On Mother’s Day I treated myself to a quick jaunt into Goodwill. I hadn’t been out thrifting for days (!) and was itching to go. I pulled into the parking lot a few minutes after the store opened and bounced in, all perky and excited.
I saw lots of nice things…crystal, china (right now they have three huge sets!), silverplate, pottery, paintings. I almost put some classy Fitz & Floyd bread and butter plates in my basket, but I didn’t. I almost went for a creamer that had a rabbit motif. I knew it was “something” but I couldn’t remember what and decided against it. (Possibly a Dedham pottery repro piece!)
Both of these would have been fine purchases and I would have made a profit. But I just wasn’t excited by them. At least not today. (Maybe I’ll go back for them!) I already have quite a few plates and creamers in my store and I wanted something different.
And then I found it. I was looking at the bags of flatware. I never buy flatware at Goodwill, but I always check hoping to find bags with sterling silver pieces. I didn’t find sterling silver, but I did find a heavy bag of spoons, forks and knives with wood handles that had been put out the day before.

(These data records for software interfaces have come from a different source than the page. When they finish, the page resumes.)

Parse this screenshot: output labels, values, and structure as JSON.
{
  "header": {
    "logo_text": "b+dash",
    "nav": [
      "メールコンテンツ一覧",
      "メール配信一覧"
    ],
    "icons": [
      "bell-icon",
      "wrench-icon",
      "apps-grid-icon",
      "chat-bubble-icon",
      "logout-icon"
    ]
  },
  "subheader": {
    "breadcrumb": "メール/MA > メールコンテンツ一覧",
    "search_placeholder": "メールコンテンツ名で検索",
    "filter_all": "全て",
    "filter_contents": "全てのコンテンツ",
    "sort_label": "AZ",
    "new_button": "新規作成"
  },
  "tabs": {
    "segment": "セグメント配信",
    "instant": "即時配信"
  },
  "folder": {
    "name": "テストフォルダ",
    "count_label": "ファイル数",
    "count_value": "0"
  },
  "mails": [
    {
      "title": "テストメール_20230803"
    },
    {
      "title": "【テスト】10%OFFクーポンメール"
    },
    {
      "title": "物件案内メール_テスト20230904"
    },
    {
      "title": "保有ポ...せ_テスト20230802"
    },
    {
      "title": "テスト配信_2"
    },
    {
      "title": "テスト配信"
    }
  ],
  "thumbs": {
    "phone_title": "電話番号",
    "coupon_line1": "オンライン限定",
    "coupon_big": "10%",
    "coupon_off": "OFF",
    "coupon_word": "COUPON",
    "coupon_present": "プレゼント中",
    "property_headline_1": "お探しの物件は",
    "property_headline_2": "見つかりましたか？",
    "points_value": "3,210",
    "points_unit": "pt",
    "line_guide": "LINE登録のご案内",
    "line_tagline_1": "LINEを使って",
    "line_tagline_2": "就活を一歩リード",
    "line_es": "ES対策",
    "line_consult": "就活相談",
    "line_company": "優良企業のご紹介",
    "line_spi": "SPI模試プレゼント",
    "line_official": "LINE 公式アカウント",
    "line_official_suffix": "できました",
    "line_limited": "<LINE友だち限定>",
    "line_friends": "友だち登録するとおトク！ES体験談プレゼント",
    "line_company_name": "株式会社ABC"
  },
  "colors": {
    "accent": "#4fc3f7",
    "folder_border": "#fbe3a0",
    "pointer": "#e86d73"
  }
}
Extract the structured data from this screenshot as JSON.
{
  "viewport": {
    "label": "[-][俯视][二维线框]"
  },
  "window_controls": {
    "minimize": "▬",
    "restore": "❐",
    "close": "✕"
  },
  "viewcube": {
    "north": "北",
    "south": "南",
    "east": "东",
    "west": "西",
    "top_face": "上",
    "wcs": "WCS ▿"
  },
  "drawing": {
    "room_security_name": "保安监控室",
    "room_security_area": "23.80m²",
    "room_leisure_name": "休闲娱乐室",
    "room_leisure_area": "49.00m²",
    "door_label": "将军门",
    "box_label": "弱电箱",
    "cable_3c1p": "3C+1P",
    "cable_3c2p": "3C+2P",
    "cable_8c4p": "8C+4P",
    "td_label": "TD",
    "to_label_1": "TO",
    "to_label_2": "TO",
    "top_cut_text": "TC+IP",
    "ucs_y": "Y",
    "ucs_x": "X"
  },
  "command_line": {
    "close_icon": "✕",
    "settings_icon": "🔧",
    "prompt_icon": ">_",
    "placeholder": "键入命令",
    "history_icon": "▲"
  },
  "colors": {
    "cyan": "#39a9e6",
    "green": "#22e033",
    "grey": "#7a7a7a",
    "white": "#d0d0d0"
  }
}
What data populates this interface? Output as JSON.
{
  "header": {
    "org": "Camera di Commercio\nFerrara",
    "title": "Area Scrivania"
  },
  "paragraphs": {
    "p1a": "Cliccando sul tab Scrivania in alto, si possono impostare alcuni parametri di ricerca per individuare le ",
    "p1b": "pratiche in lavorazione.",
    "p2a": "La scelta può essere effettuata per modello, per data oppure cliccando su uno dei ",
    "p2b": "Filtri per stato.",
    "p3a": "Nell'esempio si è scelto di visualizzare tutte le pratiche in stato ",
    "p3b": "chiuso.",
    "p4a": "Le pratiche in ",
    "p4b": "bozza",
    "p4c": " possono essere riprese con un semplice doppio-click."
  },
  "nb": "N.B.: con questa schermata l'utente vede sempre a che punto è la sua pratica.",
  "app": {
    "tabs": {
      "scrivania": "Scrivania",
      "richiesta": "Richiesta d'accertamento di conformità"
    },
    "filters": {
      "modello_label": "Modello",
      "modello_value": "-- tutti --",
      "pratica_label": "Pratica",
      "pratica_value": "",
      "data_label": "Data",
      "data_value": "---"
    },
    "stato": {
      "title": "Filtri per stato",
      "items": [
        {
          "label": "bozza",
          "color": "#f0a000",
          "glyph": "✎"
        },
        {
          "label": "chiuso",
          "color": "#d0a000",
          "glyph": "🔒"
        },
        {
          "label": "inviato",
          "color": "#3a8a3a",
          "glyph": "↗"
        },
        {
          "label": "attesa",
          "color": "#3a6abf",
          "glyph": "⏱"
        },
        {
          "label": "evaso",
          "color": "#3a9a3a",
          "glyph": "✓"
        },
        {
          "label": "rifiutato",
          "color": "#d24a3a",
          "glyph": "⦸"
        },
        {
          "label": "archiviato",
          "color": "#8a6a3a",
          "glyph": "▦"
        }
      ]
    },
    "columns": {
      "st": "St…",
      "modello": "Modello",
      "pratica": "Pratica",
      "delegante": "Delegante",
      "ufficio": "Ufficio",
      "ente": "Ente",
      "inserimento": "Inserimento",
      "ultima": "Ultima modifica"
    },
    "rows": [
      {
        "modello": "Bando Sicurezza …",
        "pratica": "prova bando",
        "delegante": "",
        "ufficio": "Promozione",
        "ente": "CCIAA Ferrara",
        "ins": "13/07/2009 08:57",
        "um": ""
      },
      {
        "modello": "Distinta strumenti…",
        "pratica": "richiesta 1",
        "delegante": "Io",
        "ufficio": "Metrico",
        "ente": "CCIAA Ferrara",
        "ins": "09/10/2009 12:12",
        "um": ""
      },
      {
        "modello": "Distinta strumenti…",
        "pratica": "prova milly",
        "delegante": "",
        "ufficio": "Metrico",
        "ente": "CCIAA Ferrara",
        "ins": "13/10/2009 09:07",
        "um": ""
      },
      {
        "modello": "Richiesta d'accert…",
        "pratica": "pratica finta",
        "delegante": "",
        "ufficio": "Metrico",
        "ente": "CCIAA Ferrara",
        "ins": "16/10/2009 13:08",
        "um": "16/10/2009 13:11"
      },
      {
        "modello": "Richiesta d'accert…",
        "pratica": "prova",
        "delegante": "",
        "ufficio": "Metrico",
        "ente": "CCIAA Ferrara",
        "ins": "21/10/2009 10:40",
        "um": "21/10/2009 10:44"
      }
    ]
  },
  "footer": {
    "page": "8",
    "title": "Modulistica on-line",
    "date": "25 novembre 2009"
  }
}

Hmmm. Turns out it was mid-century Mode Danish. I had no idea how many pieces were in the bag or in what condition, but my picker senses were telling me this was a good find. Quick in-store research showed good sold numbers. (Sold prices for sets of four to six pieces typically range from $15-35.) BINGO! Yup. This was the kind of find I wanted today.
The spoons and forks were made in Japan and the steak knives were made in Sheffield, England. One fork needs to be repaired and one spoon is a bit lighter wood than the others, but overall they are in reasonable pre-owned condition. And bonus, they’ll be easy to ship when they sell.
But Is Mid-Century Modernism Waning?
Some folks believe that mid-century modernism is finally waning in popularity, but if it is, the news hasn’t trickled down to the man in the street! If an estate sale advertises mid-century modern furniture, you can bet it’s going to be snatched up first. And furniture companies like Room & Board and Design Within Reach do a booming business focusing on clean-lined mid-century style pieces.
And Scandinavian-designed household items still retain popularity. Here’s a collection of mid-century Danish vases I drool over.
Personally, I think mid-century style is still going strong and remains desirable to buyers. I always keep an eye out for it. (Here’s what the Washington Post thinks about it.)
What do you think?? Still going strong? Do you like mid-century modernism or does it bore you silly?